It seems Linda Jack and Zadok Day agree - not sure I've ever seen that before. And I disagree with them both. Laws at Education is a great appointment.

Education is very important as I've blogged before - I actually think, given a terrible Hobson's Choice between the two, that I would improve Education over Health. Fortunately we don't have to make that choice.  David Laws has good ideas. David Laws has ideas the other parties don't always agree with. David Laws likes free schools. As do I.

I'm not a Right Wing Lib Dem tho, however much some members of Liberal Reform would like me to be. I do see the sense in good policy and I also believe in devolving power. That's why I actually disagree with party policy on free schools, and I think that's fine. Linda Jack protests against  David Laws holding a different view from the party and that's her objection to the move.
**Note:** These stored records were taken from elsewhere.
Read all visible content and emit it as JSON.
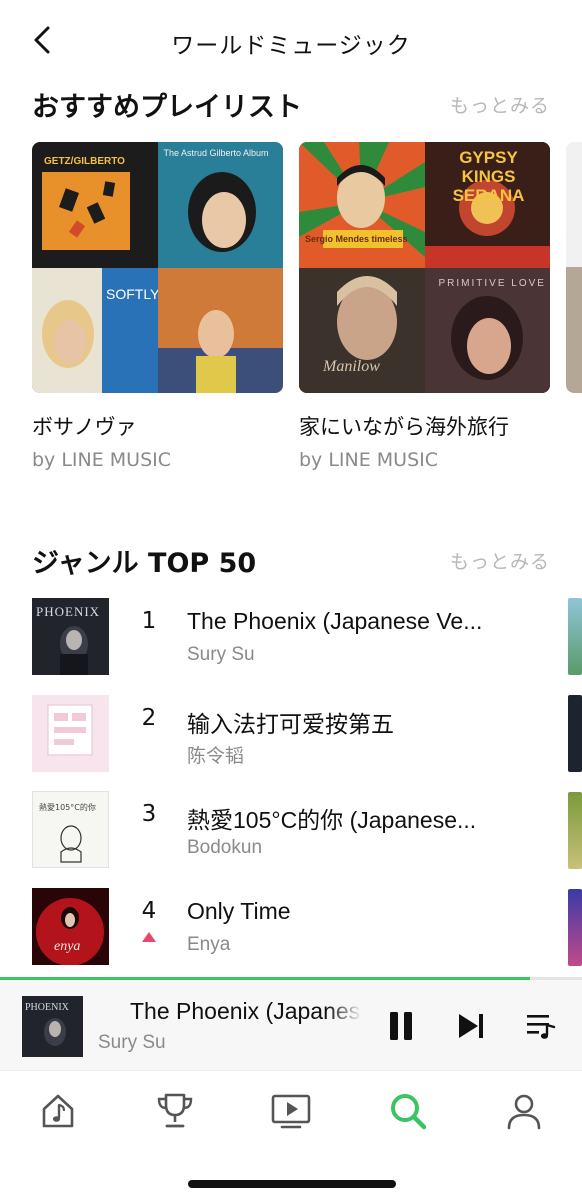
{
  "header": {
    "title": "ワールドミュージック",
    "back_icon": "chevron-left-icon"
  },
  "playlists_section": {
    "title": "おすすめプレイリスト",
    "more": "もっとみる",
    "items": [
      {
        "name": "ボサノヴァ",
        "by": "by LINE MUSIC",
        "tiles": [
          {
            "text": "GETZ/GILBERTO",
            "bg": "#1c1c1c",
            "accent": "#e8902a"
          },
          {
            "text": "The Astrud Gilberto Album",
            "bg": "#1f6e8a",
            "accent": "#f0f0f0"
          },
          {
            "text": "SOFTLY",
            "bg": "#2a72b8",
            "accent": "#ffffff"
          },
          {
            "text": "",
            "bg": "#c45a2a",
            "accent": "#e8b84a"
          }
        ]
      },
      {
        "name": "家にいながら海外旅行",
        "by": "by LINE MUSIC",
        "tiles": [
          {
            "text": "Sergio Mendes timeless",
            "bg": "#d7562a",
            "accent": "#f2c12e"
          },
          {
            "text": "GYPSY KINGS SERANA",
            "bg": "#2c1a14",
            "accent": "#f5c445"
          },
          {
            "text": "Manilow",
            "bg": "#2d2622",
            "accent": "#c9b8a0"
          },
          {
            "text": "PRIMITIVE LOVE",
            "bg": "#3a2a2c",
            "accent": "#b9a6a8"
          }
        ]
      }
    ]
  },
  "ranking_section": {
    "title": "ジャンル TOP 50",
    "more": "もっとみる",
    "items": [
      {
        "rank": "1",
        "title": "The Phoenix (Japanese Ve...",
        "artist": "Sury Su",
        "art_bg": "#22242c",
        "up": false
      },
      {
        "rank": "2",
        "title": "输入法打可爱按第五",
        "artist": "陈令韬",
        "art_bg": "#f6dde6",
        "up": false
      },
      {
        "rank": "3",
        "title": "熱愛105°C的你 (Japanese...",
        "artist": "Bodokun",
        "art_bg": "#f4f4f1",
        "up": false
      },
      {
        "rank": "4",
        "title": "Only Time",
        "artist": "Enya",
        "art_bg": "#b3141c",
        "up": true
      }
    ]
  },
  "mini_player": {
    "title": "The Phoenix (Japanese Ver.)",
    "artist": "Sury Su",
    "progress": 0.91,
    "progress_color": "#3cc463",
    "controls": [
      "pause-icon",
      "skip-next-icon",
      "queue-icon"
    ]
  },
  "tabbar": {
    "tabs": [
      {
        "icon": "music-note-icon",
        "active": false
      },
      {
        "icon": "trophy-icon",
        "active": false
      },
      {
        "icon": "video-play-icon",
        "active": false
      },
      {
        "icon": "search-icon",
        "active": true
      },
      {
        "icon": "user-icon",
        "active": false
      }
    ],
    "active_color": "#3cc463"
  }
}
Zadok's is different in that he believes it's a bad use of Laws' talents and that he'll be "wasted at education". I'm not so sure. He's clever, good at negotiations and can make a decent argument. Yes, he's tainted by a frankly stupid move over expenses but he's hardly Peter Mandelson.

In fact my overall impression of this reshuffle is I don't think the Lib Dems have done that bad. People I know are screaming blue murder, about us not having anyone at FCO or MOD.
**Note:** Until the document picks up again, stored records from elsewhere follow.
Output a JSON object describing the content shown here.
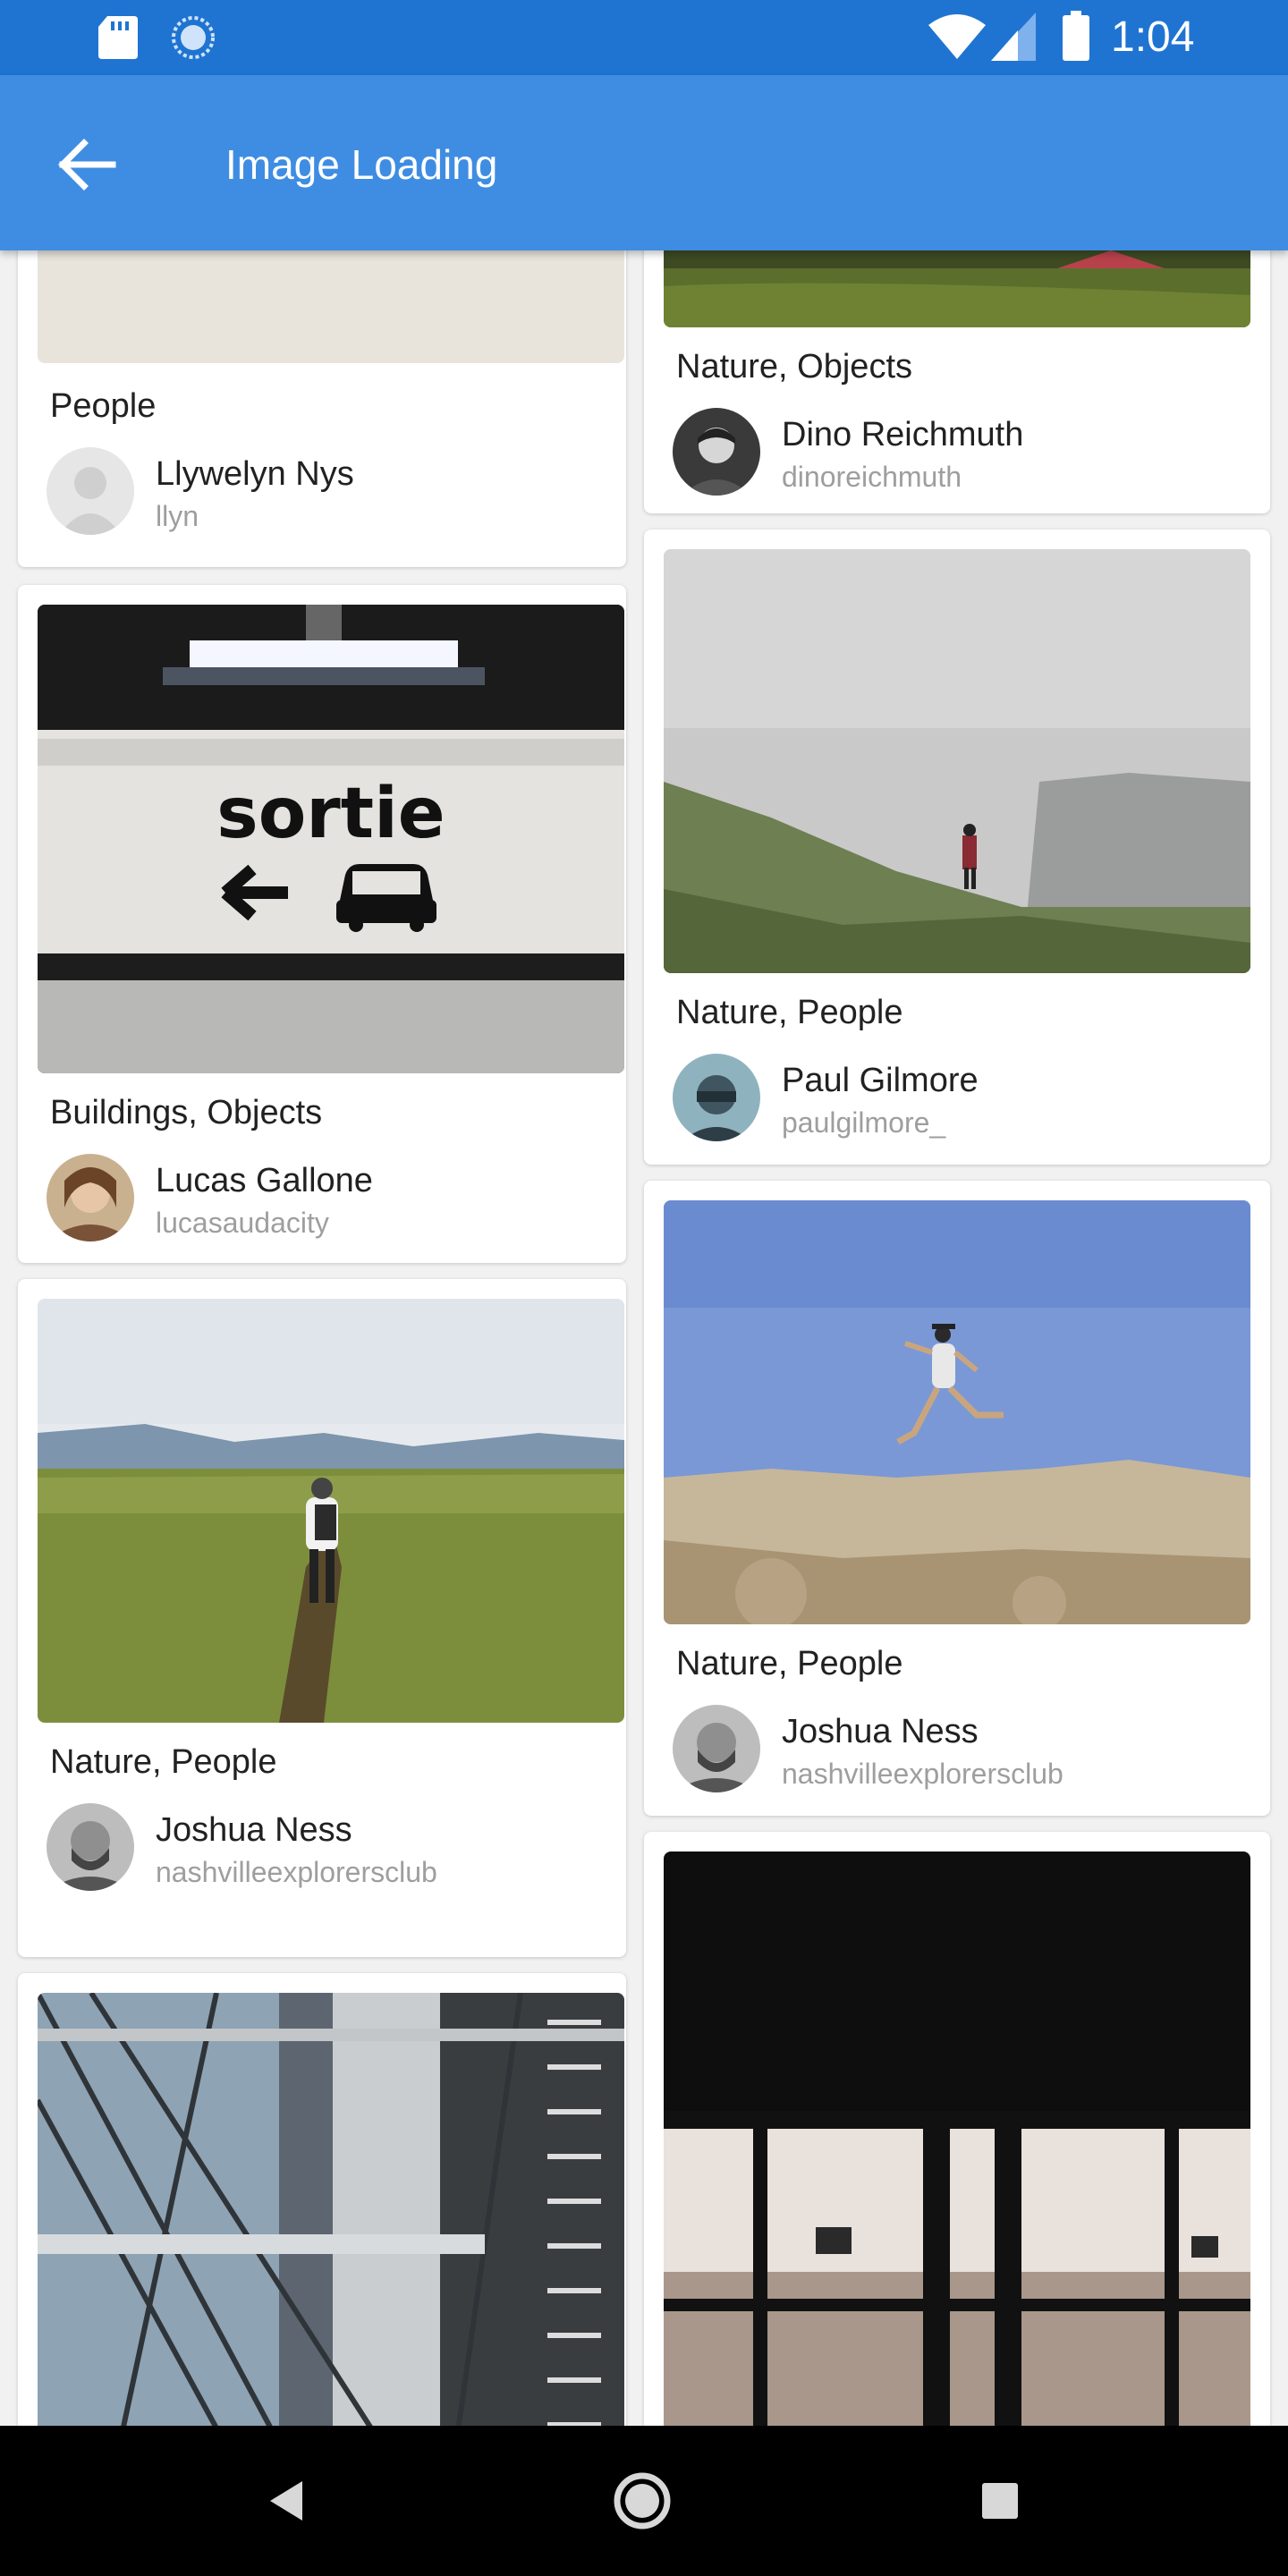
{
  "status_bar": {
    "time": "1:04",
    "icons": [
      "sd-card-icon",
      "sync-icon",
      "wifi-icon",
      "cell-signal-icon",
      "battery-icon"
    ]
  },
  "app_bar": {
    "title": "Image Loading",
    "back_icon": "arrow-back-icon"
  },
  "theme": {
    "status_bar_color": "#1f74d2",
    "app_bar_color": "#3f8de3",
    "background": "#f1f1f1"
  },
  "feed": {
    "left_column": [
      {
        "category": "People",
        "author_name": "Llywelyn Nys",
        "author_handle": "llyn",
        "image": "blank-placeholder"
      },
      {
        "category": "Buildings, Objects",
        "author_name": "Lucas Gallone",
        "author_handle": "lucasaudacity",
        "image": "parking-sortie-sign"
      },
      {
        "category": "Nature, People",
        "author_name": "Joshua Ness",
        "author_handle": "nashvilleexplorersclub",
        "image": "hiker-on-grassland"
      },
      {
        "category": "",
        "author_name": "",
        "author_handle": "",
        "image": "building-scaffold"
      }
    ],
    "right_column": [
      {
        "category": "Nature, Objects",
        "author_name": "Dino Reichmuth",
        "author_handle": "dinoreichmuth",
        "image": "grass-tent"
      },
      {
        "category": "Nature, People",
        "author_name": "Paul Gilmore",
        "author_handle": "paulgilmore_",
        "image": "foggy-mountain-person"
      },
      {
        "category": "Nature, People",
        "author_name": "Joshua Ness",
        "author_handle": "nashvilleexplorersclub",
        "image": "person-jumping-desert"
      },
      {
        "category": "",
        "author_name": "",
        "author_handle": "",
        "image": "window-silhouette"
      }
    ]
  },
  "photo_texts": {
    "sortie_sign": "sortie"
  },
  "nav_bar": {
    "buttons": [
      "back-nav-icon",
      "home-nav-icon",
      "recents-nav-icon"
    ]
  }
}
But, in the interests of pragmatism it doesn't look that bad to me. Norman Lamb, who was only prevented from going into Health because Lansley didn't want him here, is now there. The excellent Jo Swinson has been promoted.

The most baffling response I've seen is the RW Lib Dems response to Laws going into education, as if there was only one place for him to be. If we accept that he's our greatest asset, then surely he should be able to turn his hand to anything - besides he does have a background in education.

It is a little troubling that we still don't know what's happened to Lynne Featherstone or what the Tories plans are on equal marriage - in fact that's quite saddening. But a minister at DEFRA is precisely what we are good at and in fact it's something Lib Dems have complained about in the past, that we don't have anyone there.

Yes, there are huge stories such as what the Tories are doing promoting Hunt to Health Secretary. But, in a strange sort of way, I'd rather they had the big stories. We are good at what we are good at.

I don't think we are big enough to have people in each department - I think it's been hard for us to spread ourselves among the departments we have done. I think the right people have been promoted, and I think the right departments have been targeted.

People that know me may be surprised that I'm not in a reactionary sort of mood. In fact I'm reasonably pleased with the appointments and I also think we've done better strategic moves than our future opponents..... coalition partners have. Plus, I think enough twitter screaming about Hunt will mean the quiet return of Laws shouldn't get the flak that it may have done otherwise.

Am I being stupid? Blindly loyal? Out of touch with the party? Or does a call to look to the positives, analyse the results as they come and stop thinking we are doing EVERYTHING WRONG, not ring a bit true....

I guess we'll see. Either I'm growing up politically or I've been possessed by a equable spirit that  has squashed the reactionary soul inside me, but I really think the best course of action would be to wait and see... We seem too keen to jump on any action we do as a party and condemn it or wonder why we didn't do it this way, or that way. And both "wings" are guilty of that.

And, as for the "watercooler test"  - i.e. did anyone in my office remark on it ? No, not a peep. One for the political birds, or nerds, it seems.